Despite my initial wariness of my fellow backpackers, my Pre-O group packed months of bonding time into six of the most distinct days of our lives. While “making phone calls” in the woods, eating undercooked quinoa, and going numb every cold morning may not sound like everyone’s idea of a good time, I would not have traded those six days of my life for the world. My fellow fearless backpackers became my best friends not just because we were packed shoulder-to-shoulder in our tent every night, but because we talked for hours, sharing childhood memories, bedtime stories, and our love of geography as we (sometimes successfully) kept ourselves on the trail.
Thanks to Pre-O, lunch is now my favorite meal. We had an array of lunchtime activities such as playing charades, taking naps in the cool shade, and swimming in the nearby lakes. At one particular lunchtime by a lake, our sole male backpacker, a senior we called TL (Troop Leader), refused to go into the lake past his waist. Even after our other fearless leader, a sophomore we called Mama Mountain, dove in headfirst, he still refused to get fully wet. After finishing my cheese and peanut butter taco, one of my fellow backpackers and I started pushing TL to make him fall in, so of course, he pulled us in with him. Note to self: Lakes feel much colder when your head is suddenly submerged.

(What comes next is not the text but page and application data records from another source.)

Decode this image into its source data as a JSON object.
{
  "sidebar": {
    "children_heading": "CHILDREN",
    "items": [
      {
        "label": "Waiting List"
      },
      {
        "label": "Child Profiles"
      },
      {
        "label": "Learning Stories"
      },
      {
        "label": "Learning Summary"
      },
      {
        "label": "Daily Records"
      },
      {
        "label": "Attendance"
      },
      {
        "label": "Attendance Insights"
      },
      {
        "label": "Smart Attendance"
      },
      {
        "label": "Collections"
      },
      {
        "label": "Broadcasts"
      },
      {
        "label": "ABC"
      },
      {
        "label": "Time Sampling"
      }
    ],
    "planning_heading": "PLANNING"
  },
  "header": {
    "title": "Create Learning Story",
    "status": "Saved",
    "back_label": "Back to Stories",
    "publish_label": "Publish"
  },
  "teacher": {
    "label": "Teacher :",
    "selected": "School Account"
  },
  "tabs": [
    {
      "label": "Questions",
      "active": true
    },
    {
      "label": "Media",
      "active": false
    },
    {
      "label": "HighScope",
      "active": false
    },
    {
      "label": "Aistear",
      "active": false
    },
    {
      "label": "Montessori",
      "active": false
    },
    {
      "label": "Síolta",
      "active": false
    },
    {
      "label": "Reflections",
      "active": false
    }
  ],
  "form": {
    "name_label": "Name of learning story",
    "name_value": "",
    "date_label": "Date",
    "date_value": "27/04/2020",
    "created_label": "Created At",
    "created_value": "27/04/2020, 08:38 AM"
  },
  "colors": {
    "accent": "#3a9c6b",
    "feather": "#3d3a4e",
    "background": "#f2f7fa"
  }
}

While the blue water and sharp peaks of Yosemite were gorgeous in the daytime, the most beautiful natural feature we encountered was the night sky. With almost no light pollution in the wilderness, we saw countless shooting stars, and one of my fellow backpackers shared with us her knowledge of the constellations as we lay on the bank of a stream one night, gazing at the open sky. Despite the thick darkness that made these stars visible, we would stay up as late as possible underneath them, huddling together for warmth and telling stories.
Other than backpacking, we learned a variety of skills on Pre-O. Some of us had never pitched a tent, pumped water, or even cooked before. While the rocky ground, murky streams, and tofu chicken were not part of the luxurious life we were accustomed to, the daily eight-hour hikes caused us to sleep wherever, drink whatever, and eat whatever we could. So surprisingly, Pre-O taught me how to be grateful for what I have, whether I’m living in the woods or at Mudd. While on the trip, I also learned how to skip stones, ignite a lighter, and start an oil stove. I even built my character as I listened to amazing life stories, recounted memories of my own, and refined my sassing abilities (sorry, TL).
One night, we crammed into the two-person tent for story time and had a good laugh about it, but the next night, our last one together, we decided the four-person tent made more sense for six people to sit in. As we talked and teased each other under the stars one last time, I wondered what would happen when the trip ended. Could I still lie under the night sky with my fellow backpackers, talking for hours on end? Would Mama Mountain still listen to my life stories? Would we still get to sass TL?
As I looked around at my new friends’ smiling faces in the dim light of our headlamps, I couldn’t believe that less than a week ago I had been so nervous about this trip. The bonds we had made over the past six days were real. We may leave Yosemite, but we would pack out our friendships.
So how much does a Pre-O backpack weigh, you ask?
Enough to break the ice.